But within the experimental complexities are some of the sweetest melodies and incisive lyrics ever written. Ever. "Don't You Want Me Anymore?" - a wild, reversed "24 Hours From Tulsa" - and "Master Of The Universe" are fine examples of their extremes of tension: pure, provocative and precise bewitchments, disturbing and delightful at exactly the same time. Pulp are the ideal thing to clutch to the heart at times of joy and sorrow.
Colenso Parade are more accessible, their controls more obvious, even if it was difficult to hear the bass throb for the first few songs. Thankfully somebody turned a knob before the old favourite "Down By The River". The lightweight warrior beat of Colenso Parade, as with their neighbours Blue in Heaven, is not an unpleasant experience, but its effectiveness is limited. The danger of becoming a band capable of wonderful singles but tedious albums and live sets lurks nearby. Perhaps they should take a lesson from Pulp.
Courage is the key word.
Strolling on with all the visual impact of a bar mitzvah band from the Depression, Pulp are getting over a dormant interlude based around singer Jarvis Cocker's decision to freefall out of a window and spend the early part of the year in a wheelchair. They are just about to release a single and a long player – their first vinyl output for over a year. This, their first appearance in the capital in a similar period, would indicate that this newfound proliferation could see them as quite a force in the year to come.

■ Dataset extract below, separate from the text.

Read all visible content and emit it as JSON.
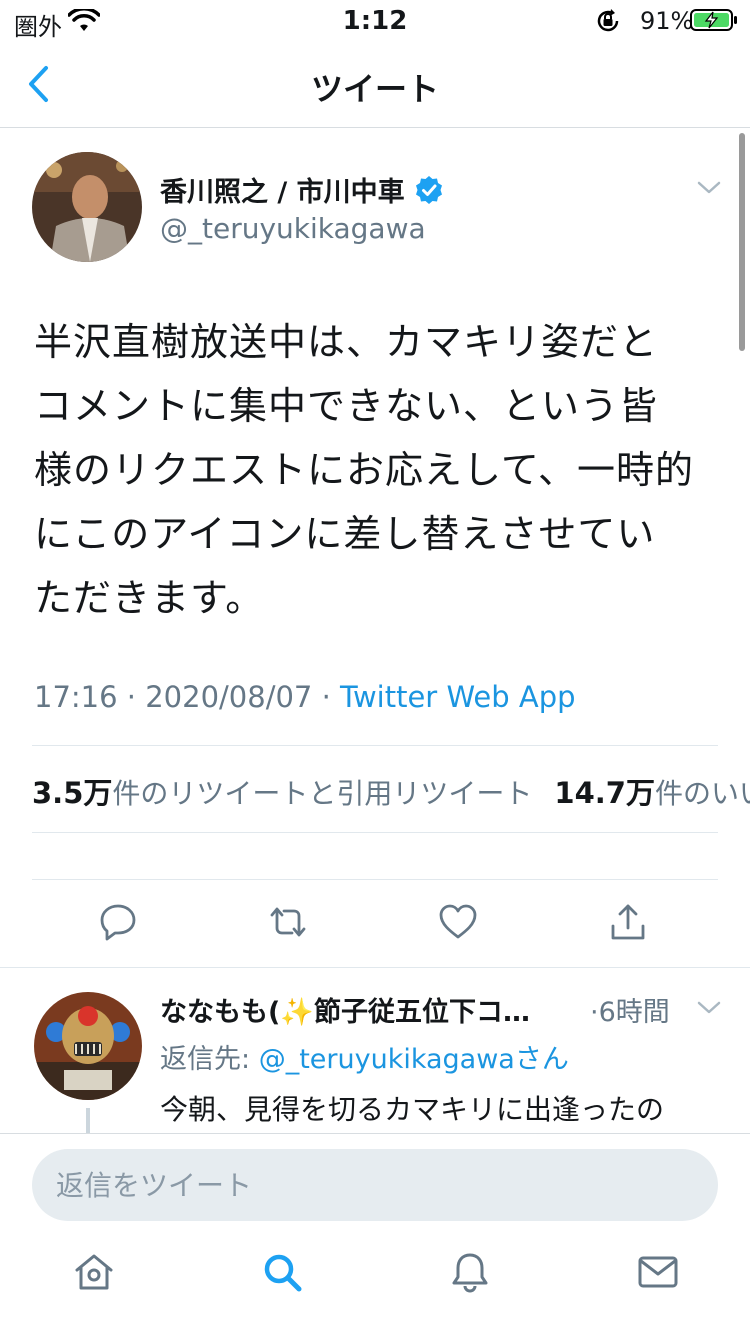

Determinedly low-key in appearance and sound, they're now mining a lugubrious Eastern European vein. It's a Balkan beat without the cosmic overtones of 3 Mustaphas 3 and you could well imagine them breaking into the 'Harry Lime Theme' if they owned a zither and it wasn't a little too cheerful. Cocker's awkward yet mannered Scott Walkerish voice and his baiting of the audience, combined with Russell Senior's morosely busy violin, set an intensely melancholic mood which recalls any low-life tableau from Weimar Germany onwards.
The strength of this band was emphasised when they turned in a consistently compelling set without including their brilliant one time single 'Little Girl (with Blue Eyes)'. You should put this lot on your best-sellers list and that's no pulp fiction.
There are no known recordings.